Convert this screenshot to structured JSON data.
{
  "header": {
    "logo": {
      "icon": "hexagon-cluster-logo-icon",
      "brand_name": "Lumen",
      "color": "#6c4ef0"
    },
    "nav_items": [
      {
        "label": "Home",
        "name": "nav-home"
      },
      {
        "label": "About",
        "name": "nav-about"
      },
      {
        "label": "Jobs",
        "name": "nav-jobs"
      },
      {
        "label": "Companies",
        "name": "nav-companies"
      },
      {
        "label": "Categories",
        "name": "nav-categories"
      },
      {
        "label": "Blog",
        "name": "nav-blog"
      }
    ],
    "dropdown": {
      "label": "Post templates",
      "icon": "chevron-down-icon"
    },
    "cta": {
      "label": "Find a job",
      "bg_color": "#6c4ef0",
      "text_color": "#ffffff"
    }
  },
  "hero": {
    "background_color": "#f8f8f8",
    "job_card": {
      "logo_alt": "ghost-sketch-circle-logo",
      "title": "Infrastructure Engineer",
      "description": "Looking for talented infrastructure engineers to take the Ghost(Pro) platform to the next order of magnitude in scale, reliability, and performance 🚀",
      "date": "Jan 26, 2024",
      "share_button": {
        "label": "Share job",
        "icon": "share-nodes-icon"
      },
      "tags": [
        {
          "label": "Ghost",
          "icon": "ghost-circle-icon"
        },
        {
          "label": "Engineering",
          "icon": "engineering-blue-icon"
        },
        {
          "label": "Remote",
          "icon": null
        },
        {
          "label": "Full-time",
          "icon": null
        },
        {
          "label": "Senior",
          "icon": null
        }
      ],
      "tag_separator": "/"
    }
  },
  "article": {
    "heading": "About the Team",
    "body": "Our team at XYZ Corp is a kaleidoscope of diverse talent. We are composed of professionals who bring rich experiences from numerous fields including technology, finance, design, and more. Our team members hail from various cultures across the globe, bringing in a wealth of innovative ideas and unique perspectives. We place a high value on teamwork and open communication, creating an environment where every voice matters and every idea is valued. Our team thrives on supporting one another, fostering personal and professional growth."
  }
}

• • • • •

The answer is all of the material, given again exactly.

Response to this exercise =>
Convert this screenshot to structured JSON data.
{
  "header": {
    "logo": {
      "icon": "hexagon-cluster-logo-icon",
      "brand_name": "Lumen",
      "color": "#6c4ef0"
    },
    "nav_items": [
      {
        "label": "Home",
        "name": "nav-home"
      },
      {
        "label": "About",
        "name": "nav-about"
      },
      {
        "label": "Jobs",
        "name": "nav-jobs"
      },
      {
        "label": "Companies",
        "name": "nav-companies"
      },
      {
        "label": "Categories",
        "name": "nav-categories"
      },
      {
        "label": "Blog",
        "name": "nav-blog"
      }
    ],
    "dropdown": {
      "label": "Post templates",
      "icon": "chevron-down-icon"
    },
    "cta": {
      "label": "Find a job",
      "bg_color": "#6c4ef0",
      "text_color": "#ffffff"
    }
  },
  "hero": {
    "background_color": "#f8f8f8",
    "job_card": {
      "logo_alt": "ghost-sketch-circle-logo",
      "title": "Infrastructure Engineer",
      "description": "Looking for talented infrastructure engineers to take the Ghost(Pro) platform to the next order of magnitude in scale, reliability, and performance 🚀",
      "date": "Jan 26, 2024",
      "share_button": {
        "label": "Share job",
        "icon": "share-nodes-icon"
      },
      "tags": [
        {
          "label": "Ghost",
          "icon": "ghost-circle-icon"
        },
        {
          "label": "Engineering",
          "icon": "engineering-blue-icon"
        },
        {
          "label": "Remote",
          "icon": null
        },
        {
          "label": "Full-time",
          "icon": null
        },
        {
          "label": "Senior",
          "icon": null
        }
      ],
      "tag_separator": "/"
    }
  },
  "article": {
    "heading": "About the Team",
    "body": "Our team at XYZ Corp is a kaleidoscope of diverse talent. We are composed of professionals who bring rich experiences from numerous fields including technology, finance, design, and more. Our team members hail from various cultures across the globe, bringing in a wealth of innovative ideas and unique perspectives. We place a high value on teamwork and open communication, creating an environment where every voice matters and every idea is valued. Our team thrives on supporting one another, fostering personal and professional growth."
  }
}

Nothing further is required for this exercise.